What is being asked: Set down every record exactly as it appears.
[Dataset]
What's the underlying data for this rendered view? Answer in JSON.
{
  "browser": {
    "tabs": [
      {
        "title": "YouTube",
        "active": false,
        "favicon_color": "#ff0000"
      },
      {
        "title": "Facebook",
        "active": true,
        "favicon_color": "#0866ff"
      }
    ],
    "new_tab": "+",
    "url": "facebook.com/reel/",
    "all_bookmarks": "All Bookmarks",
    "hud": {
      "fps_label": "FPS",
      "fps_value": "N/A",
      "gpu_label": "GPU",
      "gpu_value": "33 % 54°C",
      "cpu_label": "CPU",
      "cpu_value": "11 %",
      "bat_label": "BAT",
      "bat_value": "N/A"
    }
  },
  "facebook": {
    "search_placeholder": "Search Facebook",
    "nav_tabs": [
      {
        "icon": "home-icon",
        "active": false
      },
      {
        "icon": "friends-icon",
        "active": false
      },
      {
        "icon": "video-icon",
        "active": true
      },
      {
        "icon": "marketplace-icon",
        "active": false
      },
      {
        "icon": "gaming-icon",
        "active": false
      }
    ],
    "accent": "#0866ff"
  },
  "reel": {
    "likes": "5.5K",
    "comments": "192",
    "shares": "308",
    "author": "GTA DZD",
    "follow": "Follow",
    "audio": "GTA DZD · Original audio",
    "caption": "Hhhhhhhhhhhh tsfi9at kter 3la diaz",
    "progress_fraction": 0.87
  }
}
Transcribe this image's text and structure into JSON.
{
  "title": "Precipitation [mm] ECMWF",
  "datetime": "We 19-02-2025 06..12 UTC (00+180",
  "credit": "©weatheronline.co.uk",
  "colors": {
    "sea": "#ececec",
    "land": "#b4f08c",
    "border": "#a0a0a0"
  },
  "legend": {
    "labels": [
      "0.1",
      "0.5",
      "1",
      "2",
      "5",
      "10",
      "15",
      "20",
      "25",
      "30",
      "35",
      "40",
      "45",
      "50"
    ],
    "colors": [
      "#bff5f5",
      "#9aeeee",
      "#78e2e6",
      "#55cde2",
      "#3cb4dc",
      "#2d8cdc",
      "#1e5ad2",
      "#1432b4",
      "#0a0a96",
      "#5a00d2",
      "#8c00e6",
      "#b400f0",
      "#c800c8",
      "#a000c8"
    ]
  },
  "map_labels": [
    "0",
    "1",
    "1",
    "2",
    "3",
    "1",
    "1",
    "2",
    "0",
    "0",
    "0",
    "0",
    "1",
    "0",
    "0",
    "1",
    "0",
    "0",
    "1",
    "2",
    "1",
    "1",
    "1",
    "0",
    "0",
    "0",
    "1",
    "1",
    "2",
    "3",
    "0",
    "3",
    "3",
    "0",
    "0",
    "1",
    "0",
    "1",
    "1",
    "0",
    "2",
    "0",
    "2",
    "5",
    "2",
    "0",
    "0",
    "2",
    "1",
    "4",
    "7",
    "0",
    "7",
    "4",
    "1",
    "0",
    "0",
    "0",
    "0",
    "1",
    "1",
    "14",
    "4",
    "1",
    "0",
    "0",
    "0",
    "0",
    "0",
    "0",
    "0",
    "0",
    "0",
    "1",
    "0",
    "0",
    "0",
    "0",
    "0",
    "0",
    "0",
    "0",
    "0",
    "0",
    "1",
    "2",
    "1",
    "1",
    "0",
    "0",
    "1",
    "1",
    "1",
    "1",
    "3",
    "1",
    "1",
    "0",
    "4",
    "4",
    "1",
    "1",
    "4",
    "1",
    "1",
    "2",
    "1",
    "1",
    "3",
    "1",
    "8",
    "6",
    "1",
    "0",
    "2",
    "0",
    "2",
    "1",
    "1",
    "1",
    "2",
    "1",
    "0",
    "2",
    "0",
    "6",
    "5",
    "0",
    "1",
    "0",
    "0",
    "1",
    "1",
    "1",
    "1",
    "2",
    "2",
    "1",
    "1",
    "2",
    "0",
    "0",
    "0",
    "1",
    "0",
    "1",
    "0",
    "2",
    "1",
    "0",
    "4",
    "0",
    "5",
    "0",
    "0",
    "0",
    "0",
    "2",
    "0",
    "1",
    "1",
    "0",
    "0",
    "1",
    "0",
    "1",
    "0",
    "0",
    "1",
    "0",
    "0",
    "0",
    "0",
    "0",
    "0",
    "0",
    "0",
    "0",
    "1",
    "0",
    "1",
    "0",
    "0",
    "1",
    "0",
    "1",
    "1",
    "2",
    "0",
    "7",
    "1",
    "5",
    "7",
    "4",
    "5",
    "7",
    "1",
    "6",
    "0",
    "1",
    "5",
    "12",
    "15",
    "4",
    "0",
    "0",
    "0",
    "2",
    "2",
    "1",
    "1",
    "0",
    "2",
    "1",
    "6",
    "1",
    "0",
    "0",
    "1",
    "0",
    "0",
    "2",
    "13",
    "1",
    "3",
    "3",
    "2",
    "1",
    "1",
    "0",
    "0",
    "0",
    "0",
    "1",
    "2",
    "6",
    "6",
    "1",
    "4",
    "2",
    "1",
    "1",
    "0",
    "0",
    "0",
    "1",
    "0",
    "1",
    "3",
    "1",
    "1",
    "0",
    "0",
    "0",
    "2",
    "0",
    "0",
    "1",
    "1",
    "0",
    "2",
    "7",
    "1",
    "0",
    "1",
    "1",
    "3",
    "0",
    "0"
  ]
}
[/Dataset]
Answer section:
What's the underlying data for this rendered view? Answer in JSON.
{
  "browser": {
    "tabs": [
      {
        "title": "YouTube",
        "active": false,
        "favicon_color": "#ff0000"
      },
      {
        "title": "Facebook",
        "active": true,
        "favicon_color": "#0866ff"
      }
    ],
    "new_tab": "+",
    "url": "facebook.com/reel/",
    "all_bookmarks": "All Bookmarks",
    "hud": {
      "fps_label": "FPS",
      "fps_value": "N/A",
      "gpu_label": "GPU",
      "gpu_value": "33 % 54°C",
      "cpu_label": "CPU",
      "cpu_value": "11 %",
      "bat_label": "BAT",
      "bat_value": "N/A"
    }
  },
  "facebook": {
    "search_placeholder": "Search Facebook",
    "nav_tabs": [
      {
        "icon": "home-icon",
        "active": false
      },
      {
        "icon": "friends-icon",
        "active": false
      },
      {
        "icon": "video-icon",
        "active": true
      },
      {
        "icon": "marketplace-icon",
        "active": false
      },
      {
        "icon": "gaming-icon",
        "active": false
      }
    ],
    "accent": "#0866ff"
  },
  "reel": {
    "likes": "5.5K",
    "comments": "192",
    "shares": "308",
    "author": "GTA DZD",
    "follow": "Follow",
    "audio": "GTA DZD · Original audio",
    "caption": "Hhhhhhhhhhhh tsfi9at kter 3la diaz",
    "progress_fraction": 0.87
  }
}
Transcribe this image's text and structure into JSON.
{
  "title": "Precipitation [mm] ECMWF",
  "datetime": "We 19-02-2025 06..12 UTC (00+180",
  "credit": "©weatheronline.co.uk",
  "colors": {
    "sea": "#ececec",
    "land": "#b4f08c",
    "border": "#a0a0a0"
  },
  "legend": {
    "labels": [
      "0.1",
      "0.5",
      "1",
      "2",
      "5",
      "10",
      "15",
      "20",
      "25",
      "30",
      "35",
      "40",
      "45",
      "50"
    ],
    "colors": [
      "#bff5f5",
      "#9aeeee",
      "#78e2e6",
      "#55cde2",
      "#3cb4dc",
      "#2d8cdc",
      "#1e5ad2",
      "#1432b4",
      "#0a0a96",
      "#5a00d2",
      "#8c00e6",
      "#b400f0",
      "#c800c8",
      "#a000c8"
    ]
  },
  "map_labels": [
    "0",
    "1",
    "1",
    "2",
    "3",
    "1",
    "1",
    "2",
    "0",
    "0",
    "0",
    "0",
    "1",
    "0",
    "0",
    "1",
    "0",
    "0",
    "1",
    "2",
    "1",
    "1",
    "1",
    "0",
    "0",
    "0",
    "1",
    "1",
    "2",
    "3",
    "0",
    "3",
    "3",
    "0",
    "0",
    "1",
    "0",
    "1",
    "1",
    "0",
    "2",
    "0",
    "2",
    "5",
    "2",
    "0",
    "0",
    "2",
    "1",
    "4",
    "7",
    "0",
    "7",
    "4",
    "1",
    "0",
    "0",
    "0",
    "0",
    "1",
    "1",
    "14",
    "4",
    "1",
    "0",
    "0",
    "0",
    "0",
    "0",
    "0",
    "0",
    "0",
    "0",
    "1",
    "0",
    "0",
    "0",
    "0",
    "0",
    "0",
    "0",
    "0",
    "0",
    "0",
    "1",
    "2",
    "1",
    "1",
    "0",
    "0",
    "1",
    "1",
    "1",
    "1",
    "3",
    "1",
    "1",
    "0",
    "4",
    "4",
    "1",
    "1",
    "4",
    "1",
    "1",
    "2",
    "1",
    "1",
    "3",
    "1",
    "8",
    "6",
    "1",
    "0",
    "2",
    "0",
    "2",
    "1",
    "1",
    "1",
    "2",
    "1",
    "0",
    "2",
    "0",
    "6",
    "5",
    "0",
    "1",
    "0",
    "0",
    "1",
    "1",
    "1",
    "1",
    "2",
    "2",
    "1",
    "1",
    "2",
    "0",
    "0",
    "0",
    "1",
    "0",
    "1",
    "0",
    "2",
    "1",
    "0",
    "4",
    "0",
    "5",
    "0",
    "0",
    "0",
    "0",
    "2",
    "0",
    "1",
    "1",
    "0",
    "0",
    "1",
    "0",
    "1",
    "0",
    "0",
    "1",
    "0",
    "0",
    "0",
    "0",
    "0",
    "0",
    "0",
    "0",
    "0",
    "1",
    "0",
    "1",
    "0",
    "0",
    "1",
    "0",
    "1",
    "1",
    "2",
    "0",
    "7",
    "1",
    "5",
    "7",
    "4",
    "5",
    "7",
    "1",
    "6",
    "0",
    "1",
    "5",
    "12",
    "15",
    "4",
    "0",
    "0",
    "0",
    "2",
    "2",
    "1",
    "1",
    "0",
    "2",
    "1",
    "6",
    "1",
    "0",
    "0",
    "1",
    "0",
    "0",
    "2",
    "13",
    "1",
    "3",
    "3",
    "2",
    "1",
    "1",
    "0",
    "0",
    "0",
    "0",
    "1",
    "2",
    "6",
    "6",
    "1",
    "4",
    "2",
    "1",
    "1",
    "0",
    "0",
    "0",
    "1",
    "0",
    "1",
    "3",
    "1",
    "1",
    "0",
    "0",
    "0",
    "2",
    "0",
    "0",
    "1",
    "1",
    "0",
    "2",
    "7",
    "1",
    "0",
    "1",
    "1",
    "3",
    "0",
    "0"
  ]
}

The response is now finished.